Herbaceous Plants: Plants without woody tissue in their stem.
Wildflowers: A non-cultivated wild flowering plant.
Weeds: A plant that is not where it should be. Any plant can be considered a weed if it is growing somewhere that it is not meant to be growing.
Grasses: Green plants with jointed stems, long slender leaves, and stalks of clustered flowers.
Sedges: A plant that is like grass, but has solid stems and grows in tufts in marshes.
Rushes: A grasslike marsh plant with hollow rounded stems (have been used in chair seats and mats).
Classification definitions From: Merriam-Webster Dictionary
Parts of a Flower:
Cross Section of Stem:
*Any references to edible or medicinal uses of plants are meant solely for the purpose of education and not as a reference for using the plants. Please do NOT collect or eat any plants in the parks! Collecting plants could disturb the ecosystem as well as potentially cause a danger to yourself if ingested. Even safe to eat plants may have been sprayed with pesticides, and many safe plants have deadly look-a-likes.
Yarrow has alternate fern-like leaves that grow around 3-5 inches in length. Yarrow grows up to 3 feet tall. White (sometimes slightly pink) flowers are clustered together in compact clumps at the top of the stem.
Yarrow has a long lineage of medicinal uses and folklore. Remnants of yarrow were found in a burial site of a Neanderthal grave along with other medicinal herbs.
The name Achillea comes from the Greek hero Achilles who was said to carry yarrow with him into battle to heal the wounds of his soldiers. The story goes on to say that Achilles received yarrow “that grew from the rust on his spear” from a centaur named Chiron who showed him how to use the plant.
Yarrow represents both healing and war in the early Victorian language of flowers.
Yarrow is still used medicinally today for stopping nose bleeds (hence its common name the nosebleed plant), aides stomach cramping and digestion, breaking fevers, externally used for sores, including a number of additional uses.
Doctors used to use mashed yarrow root and whiskey as an anesthetic for surgeries.
The dried stalks of yarrow are also used in I Ching divination.
Lady Bird Johnson Wildflower Center: Plant Database, “Achillea millefolium”
Colorado School of Clinical Herbalism: Jacqueline Brogle, Certified Herbalist, “Yarrow Throughout History”
“Growing and Using Healing Herbs” by Gaea and Shandor Weiss.
Wikipedia: “Achillea millefolium”
Rosemary Gladstar's Garden Wisdoms: Yarrow
Common Yarrow (Achillea millefolium):
Mullein (Verbascum thapsus):
Biennial plant. First year of growth in a rosette stage of leaves close to ground. Second year flowers in a tall stalk of yellow flowers. Leaves are soft with small hairs.

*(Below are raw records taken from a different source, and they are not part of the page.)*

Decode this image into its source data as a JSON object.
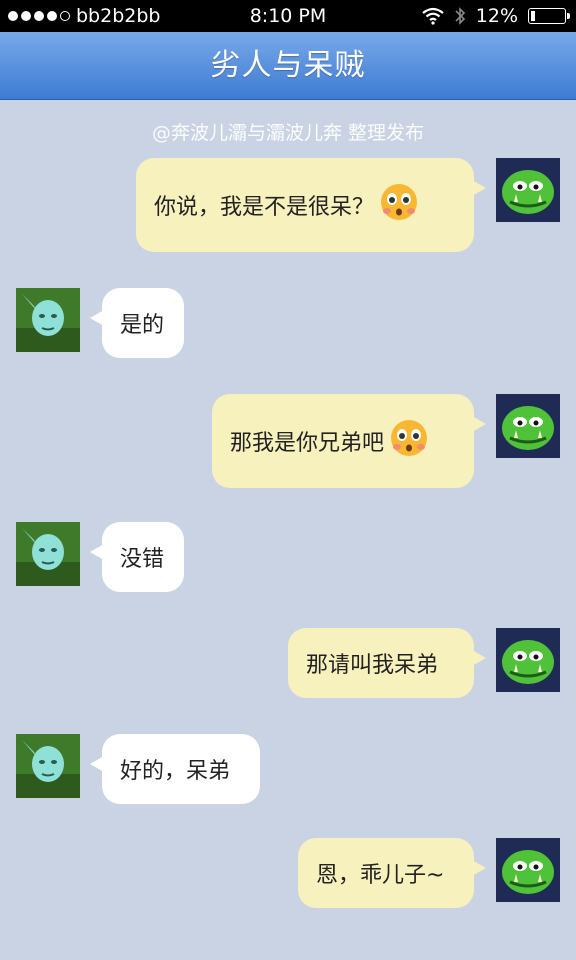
{
  "status_bar": {
    "carrier": "bb2b2bb",
    "time": "8:10 PM",
    "battery": "12%",
    "battery_level": 0.12,
    "signal_bars": 4,
    "signal_total": 5
  },
  "header": {
    "title": "劣人与呆贼"
  },
  "watermark": "@奔波儿灞与灞波儿奔 整理发布",
  "messages": [
    {
      "side": "right",
      "text": "你说，我是不是很呆？",
      "emoji": "crying-face-icon"
    },
    {
      "side": "left",
      "text": "是的"
    },
    {
      "side": "right",
      "text": "那我是你兄弟吧",
      "emoji": "crying-face-icon"
    },
    {
      "side": "left",
      "text": "没错"
    },
    {
      "side": "right",
      "text": "那请叫我呆弟"
    },
    {
      "side": "left",
      "text": "好的，呆弟"
    },
    {
      "side": "right",
      "text": "恩，乖儿子~"
    }
  ],
  "colors": {
    "background": "#c9d3e4",
    "header": "#4f86da",
    "right_bubble": "#f7f1bd",
    "left_bubble": "#ffffff"
  }
}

One common name of Mullein is pioneer toilet paper since Mullein has soft leaves which are perfect for when you have to go on the go…
Mullein is a great survival plant since its leaves have soft hairs that are great tinder as they catch fire easily, and the stalks can be used as a hand drill for starting the fire.
One of the first references to Mullein was in Homer’s Odyssey where Ulysses was given Mullein by the gods to protect him from Circe.
During funeral processions in ancient Rome, Mullein stalks were used as candlesticks after dipping the stalks into tallow.
Mullein leaves and flowers have been used medicinally in teas for the treatment of respiratory ailments such as asthma and chest infections.
Identify That Plant“Common Mullein (Verbascum Thapsus)” Angelyn.
Griffin, Judith. Mother Nature’s Herbal. 2nd ed., Llewellyn Publications , 2009.
Art & Nature Center: “It's Torch! It's a Medicine! It's Mullein!” Waldron , Laura.
Dandelion (Taraxacum officinale):
Dandelions have a distinctive hollow stem which secretes milky white liquid. Leaves are smooth surfaced and irregularly jagged, but the leaf shape can differ quite drastically from extremely jagged to moderately jagged. They have yellow ray flowers.
Though many people view dandelion as an obnoxious weed, dandelion seeds were brought to North America intentionally from Europe by the settlers as dandelions were used as medicine, food, wine, dye, and coffee.
Dandelions also have ecological uses, being a nectar source for bees, forage for rabbits, and seeds for small birds.
Dandelion has a long list of purported medicinal uses, one being the ability to aid in digestion due to Dandelion’s bitter properties.
Invasion Biology Species Summary Project, Columbia University: “Dandelion (Taraxacum Officinale)” by Hourdajian, Dara.
Gale Encyclopedia of Alternative Medicine: “Dandelion.”